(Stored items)
•••••

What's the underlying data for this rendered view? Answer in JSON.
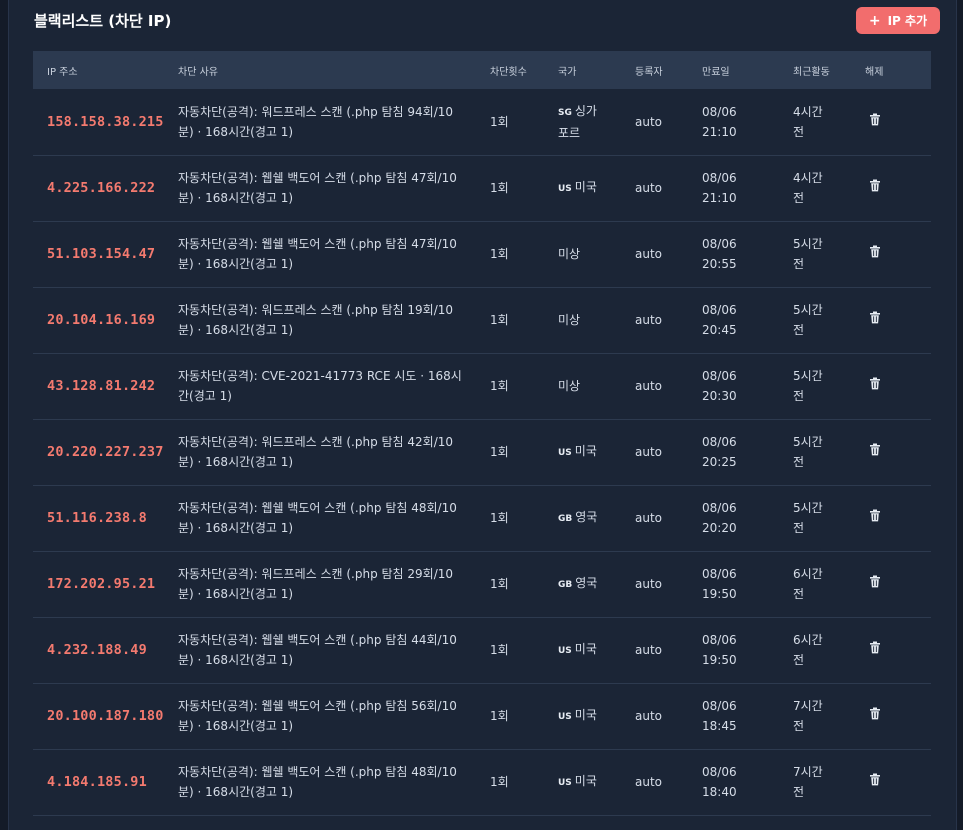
{
  "panel": {
    "title": "블랙리스트 (차단 IP)",
    "add_button_label": "IP 추가",
    "add_button_icon": "+"
  },
  "table": {
    "headers": {
      "ip": "IP 주소",
      "reason": "차단 사유",
      "count": "차단횟수",
      "country": "국가",
      "registrant": "등록자",
      "expires": "만료일",
      "last_activity": "최근활동",
      "release": "해제"
    },
    "rows": [
      {
        "ip": "158.158.38.215",
        "reason_line1": "자동차단(공격): 워드프레스 스캔 (.php 탐침 94회/10",
        "reason_line2": "분) · 168시간(경고 1)",
        "count": "1회",
        "cc": "SG",
        "country_line1": "싱가",
        "country_line2": "포르",
        "registrant": "auto",
        "date": "08/06",
        "time": "21:10",
        "ago_line1": "4시간",
        "ago_line2": "전"
      },
      {
        "ip": "4.225.166.222",
        "reason_line1": "자동차단(공격): 웹쉘 백도어 스캔 (.php 탐침 47회/10",
        "reason_line2": "분) · 168시간(경고 1)",
        "count": "1회",
        "cc": "US",
        "country_line1": "미국",
        "country_line2": "",
        "registrant": "auto",
        "date": "08/06",
        "time": "21:10",
        "ago_line1": "4시간",
        "ago_line2": "전"
      },
      {
        "ip": "51.103.154.47",
        "reason_line1": "자동차단(공격): 웹쉘 백도어 스캔 (.php 탐침 47회/10",
        "reason_line2": "분) · 168시간(경고 1)",
        "count": "1회",
        "cc": "",
        "country_line1": "미상",
        "country_line2": "",
        "registrant": "auto",
        "date": "08/06",
        "time": "20:55",
        "ago_line1": "5시간",
        "ago_line2": "전"
      },
      {
        "ip": "20.104.16.169",
        "reason_line1": "자동차단(공격): 워드프레스 스캔 (.php 탐침 19회/10",
        "reason_line2": "분) · 168시간(경고 1)",
        "count": "1회",
        "cc": "",
        "country_line1": "미상",
        "country_line2": "",
        "registrant": "auto",
        "date": "08/06",
        "time": "20:45",
        "ago_line1": "5시간",
        "ago_line2": "전"
      },
      {
        "ip": "43.128.81.242",
        "reason_line1": "자동차단(공격): CVE-2021-41773 RCE 시도 · 168시",
        "reason_line2": "간(경고 1)",
        "count": "1회",
        "cc": "",
        "country_line1": "미상",
        "country_line2": "",
        "registrant": "auto",
        "date": "08/06",
        "time": "20:30",
        "ago_line1": "5시간",
        "ago_line2": "전"
      },
      {
        "ip": "20.220.227.237",
        "reason_line1": "자동차단(공격): 워드프레스 스캔 (.php 탐침 42회/10",
        "reason_line2": "분) · 168시간(경고 1)",
        "count": "1회",
        "cc": "US",
        "country_line1": "미국",
        "country_line2": "",
        "registrant": "auto",
        "date": "08/06",
        "time": "20:25",
        "ago_line1": "5시간",
        "ago_line2": "전"
      },
      {
        "ip": "51.116.238.8",
        "reason_line1": "자동차단(공격): 웹쉘 백도어 스캔 (.php 탐침 48회/10",
        "reason_line2": "분) · 168시간(경고 1)",
        "count": "1회",
        "cc": "GB",
        "country_line1": "영국",
        "country_line2": "",
        "registrant": "auto",
        "date": "08/06",
        "time": "20:20",
        "ago_line1": "5시간",
        "ago_line2": "전"
      },
      {
        "ip": "172.202.95.21",
        "reason_line1": "자동차단(공격): 워드프레스 스캔 (.php 탐침 29회/10",
        "reason_line2": "분) · 168시간(경고 1)",
        "count": "1회",
        "cc": "GB",
        "country_line1": "영국",
        "country_line2": "",
        "registrant": "auto",
        "date": "08/06",
        "time": "19:50",
        "ago_line1": "6시간",
        "ago_line2": "전"
      },
      {
        "ip": "4.232.188.49",
        "reason_line1": "자동차단(공격): 웹쉘 백도어 스캔 (.php 탐침 44회/10",
        "reason_line2": "분) · 168시간(경고 1)",
        "count": "1회",
        "cc": "US",
        "country_line1": "미국",
        "country_line2": "",
        "registrant": "auto",
        "date": "08/06",
        "time": "19:50",
        "ago_line1": "6시간",
        "ago_line2": "전"
      },
      {
        "ip": "20.100.187.180",
        "reason_line1": "자동차단(공격): 웹쉘 백도어 스캔 (.php 탐침 56회/10",
        "reason_line2": "분) · 168시간(경고 1)",
        "count": "1회",
        "cc": "US",
        "country_line1": "미국",
        "country_line2": "",
        "registrant": "auto",
        "date": "08/06",
        "time": "18:45",
        "ago_line1": "7시간",
        "ago_line2": "전"
      },
      {
        "ip": "4.184.185.91",
        "reason_line1": "자동차단(공격): 웹쉘 백도어 스캔 (.php 탐침 48회/10",
        "reason_line2": "분) · 168시간(경고 1)",
        "count": "1회",
        "cc": "US",
        "country_line1": "미국",
        "country_line2": "",
        "registrant": "auto",
        "date": "08/06",
        "time": "18:40",
        "ago_line1": "7시간",
        "ago_line2": "전"
      }
    ]
  },
  "icons": {
    "delete": "trash-icon",
    "add": "plus-icon"
  },
  "colors": {
    "ip": "#f47a6f",
    "accent_button": "#f26d6d",
    "panel_bg": "#1b2536",
    "header_bg": "#2c3a50"
  }
}
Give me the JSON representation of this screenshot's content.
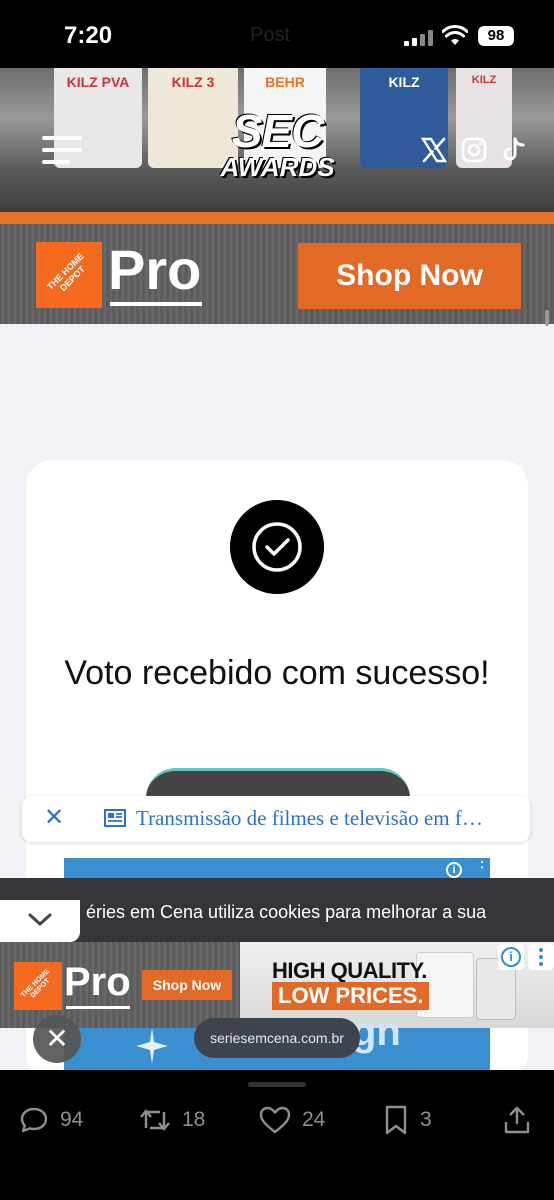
{
  "status_bar": {
    "time": "7:20",
    "ghost_title": "Post",
    "battery": "98"
  },
  "header": {
    "logo_top": "SEC",
    "logo_bottom": "AWARDS",
    "social_icons": [
      "x-icon",
      "instagram-icon",
      "tiktok-icon"
    ],
    "background_cans": [
      "KILZ PVA",
      "KILZ 3",
      "BEHR",
      "KILZ",
      "KILZ"
    ]
  },
  "top_ad": {
    "brand_logo": "THE HOME DEPOT",
    "pro_label": "Pro",
    "cta": "Shop Now"
  },
  "card": {
    "message": "Voto recebido com sucesso!"
  },
  "link_bar": {
    "text": "Transmissão de filmes e televisão em f…"
  },
  "cookie_banner": {
    "text": "éries em Cena utiliza cookies para melhorar a sua"
  },
  "bottom_ad": {
    "brand_logo": "THE HOME DEPOT",
    "pro_label": "Pro",
    "cta": "Shop Now",
    "headline": "HIGH QUALITY.",
    "subheadline": "LOW PRICES.",
    "partial_text": "gn"
  },
  "browser": {
    "url": "seriesemcena.com.br"
  },
  "actions": {
    "replies": "94",
    "reposts": "18",
    "likes": "24",
    "bookmarks": "3"
  },
  "colors": {
    "accent_orange": "#e26a26",
    "link_blue": "#2b6fd6",
    "page_bg": "#f2f2f6"
  }
}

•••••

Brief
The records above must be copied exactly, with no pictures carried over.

The completed task
What's the underlying data for this rendered view? Answer in JSON.
{
  "panel": {
    "title": "블랙리스트 (차단 IP)",
    "add_button_label": "IP 추가",
    "add_button_icon": "+"
  },
  "table": {
    "headers": {
      "ip": "IP 주소",
      "reason": "차단 사유",
      "count": "차단횟수",
      "country": "국가",
      "registrant": "등록자",
      "expires": "만료일",
      "last_activity": "최근활동",
      "release": "해제"
    },
    "rows": [
      {
        "ip": "158.158.38.215",
        "reason_line1": "자동차단(공격): 워드프레스 스캔 (.php 탐침 94회/10",
        "reason_line2": "분) · 168시간(경고 1)",
        "count": "1회",
        "cc": "SG",
        "country_line1": "싱가",
        "country_line2": "포르",
        "registrant": "auto",
        "date": "08/06",
        "time": "21:10",
        "ago_line1": "4시간",
        "ago_line2": "전"
      },
      {
        "ip": "4.225.166.222",
        "reason_line1": "자동차단(공격): 웹쉘 백도어 스캔 (.php 탐침 47회/10",
        "reason_line2": "분) · 168시간(경고 1)",
        "count": "1회",
        "cc": "US",
        "country_line1": "미국",
        "country_line2": "",
        "registrant": "auto",
        "date": "08/06",
        "time": "21:10",
        "ago_line1": "4시간",
        "ago_line2": "전"
      },
      {
        "ip": "51.103.154.47",
        "reason_line1": "자동차단(공격): 웹쉘 백도어 스캔 (.php 탐침 47회/10",
        "reason_line2": "분) · 168시간(경고 1)",
        "count": "1회",
        "cc": "",
        "country_line1": "미상",
        "country_line2": "",
        "registrant": "auto",
        "date": "08/06",
        "time": "20:55",
        "ago_line1": "5시간",
        "ago_line2": "전"
      },
      {
        "ip": "20.104.16.169",
        "reason_line1": "자동차단(공격): 워드프레스 스캔 (.php 탐침 19회/10",
        "reason_line2": "분) · 168시간(경고 1)",
        "count": "1회",
        "cc": "",
        "country_line1": "미상",
        "country_line2": "",
        "registrant": "auto",
        "date": "08/06",
        "time": "20:45",
        "ago_line1": "5시간",
        "ago_line2": "전"
      },
      {
        "ip": "43.128.81.242",
        "reason_line1": "자동차단(공격): CVE-2021-41773 RCE 시도 · 168시",
        "reason_line2": "간(경고 1)",
        "count": "1회",
        "cc": "",
        "country_line1": "미상",
        "country_line2": "",
        "registrant": "auto",
        "date": "08/06",
        "time": "20:30",
        "ago_line1": "5시간",
        "ago_line2": "전"
      },
      {
        "ip": "20.220.227.237",
        "reason_line1": "자동차단(공격): 워드프레스 스캔 (.php 탐침 42회/10",
        "reason_line2": "분) · 168시간(경고 1)",
        "count": "1회",
        "cc": "US",
        "country_line1": "미국",
        "country_line2": "",
        "registrant": "auto",
        "date": "08/06",
        "time": "20:25",
        "ago_line1": "5시간",
        "ago_line2": "전"
      },
      {
        "ip": "51.116.238.8",
        "reason_line1": "자동차단(공격): 웹쉘 백도어 스캔 (.php 탐침 48회/10",
        "reason_line2": "분) · 168시간(경고 1)",
        "count": "1회",
        "cc": "GB",
        "country_line1": "영국",
        "country_line2": "",
        "registrant": "auto",
        "date": "08/06",
        "time": "20:20",
        "ago_line1": "5시간",
        "ago_line2": "전"
      },
      {
        "ip": "172.202.95.21",
        "reason_line1": "자동차단(공격): 워드프레스 스캔 (.php 탐침 29회/10",
        "reason_line2": "분) · 168시간(경고 1)",
        "count": "1회",
        "cc": "GB",
        "country_line1": "영국",
        "country_line2": "",
        "registrant": "auto",
        "date": "08/06",
        "time": "19:50",
        "ago_line1": "6시간",
        "ago_line2": "전"
      },
      {
        "ip": "4.232.188.49",
        "reason_line1": "자동차단(공격): 웹쉘 백도어 스캔 (.php 탐침 44회/10",
        "reason_line2": "분) · 168시간(경고 1)",
        "count": "1회",
        "cc": "US",
        "country_line1": "미국",
        "country_line2": "",
        "registrant": "auto",
        "date": "08/06",
        "time": "19:50",
        "ago_line1": "6시간",
        "ago_line2": "전"
      },
      {
        "ip": "20.100.187.180",
        "reason_line1": "자동차단(공격): 웹쉘 백도어 스캔 (.php 탐침 56회/10",
        "reason_line2": "분) · 168시간(경고 1)",
        "count": "1회",
        "cc": "US",
        "country_line1": "미국",
        "country_line2": "",
        "registrant": "auto",
        "date": "08/06",
        "time": "18:45",
        "ago_line1": "7시간",
        "ago_line2": "전"
      },
      {
        "ip": "4.184.185.91",
        "reason_line1": "자동차단(공격): 웹쉘 백도어 스캔 (.php 탐침 48회/10",
        "reason_line2": "분) · 168시간(경고 1)",
        "count": "1회",
        "cc": "US",
        "country_line1": "미국",
        "country_line2": "",
        "registrant": "auto",
        "date": "08/06",
        "time": "18:40",
        "ago_line1": "7시간",
        "ago_line2": "전"
      }
    ]
  },
  "icons": {
    "delete": "trash-icon",
    "add": "plus-icon"
  },
  "colors": {
    "ip": "#f47a6f",
    "accent_button": "#f26d6d",
    "panel_bg": "#1b2536",
    "header_bg": "#2c3a50"
  }
}
Give me the JSON representation of this screenshot's content.
{
  "status_bar": {
    "time": "7:20",
    "ghost_title": "Post",
    "battery": "98"
  },
  "header": {
    "logo_top": "SEC",
    "logo_bottom": "AWARDS",
    "social_icons": [
      "x-icon",
      "instagram-icon",
      "tiktok-icon"
    ],
    "background_cans": [
      "KILZ PVA",
      "KILZ 3",
      "BEHR",
      "KILZ",
      "KILZ"
    ]
  },
  "top_ad": {
    "brand_logo": "THE HOME DEPOT",
    "pro_label": "Pro",
    "cta": "Shop Now"
  },
  "card": {
    "message": "Voto recebido com sucesso!"
  },
  "link_bar": {
    "text": "Transmissão de filmes e televisão em f…"
  },
  "cookie_banner": {
    "text": "éries em Cena utiliza cookies para melhorar a sua"
  },
  "bottom_ad": {
    "brand_logo": "THE HOME DEPOT",
    "pro_label": "Pro",
    "cta": "Shop Now",
    "headline": "HIGH QUALITY.",
    "subheadline": "LOW PRICES.",
    "partial_text": "gn"
  },
  "browser": {
    "url": "seriesemcena.com.br"
  },
  "actions": {
    "replies": "94",
    "reposts": "18",
    "likes": "24",
    "bookmarks": "3"
  },
  "colors": {
    "accent_orange": "#e26a26",
    "link_blue": "#2b6fd6",
    "page_bg": "#f2f2f6"
  }
}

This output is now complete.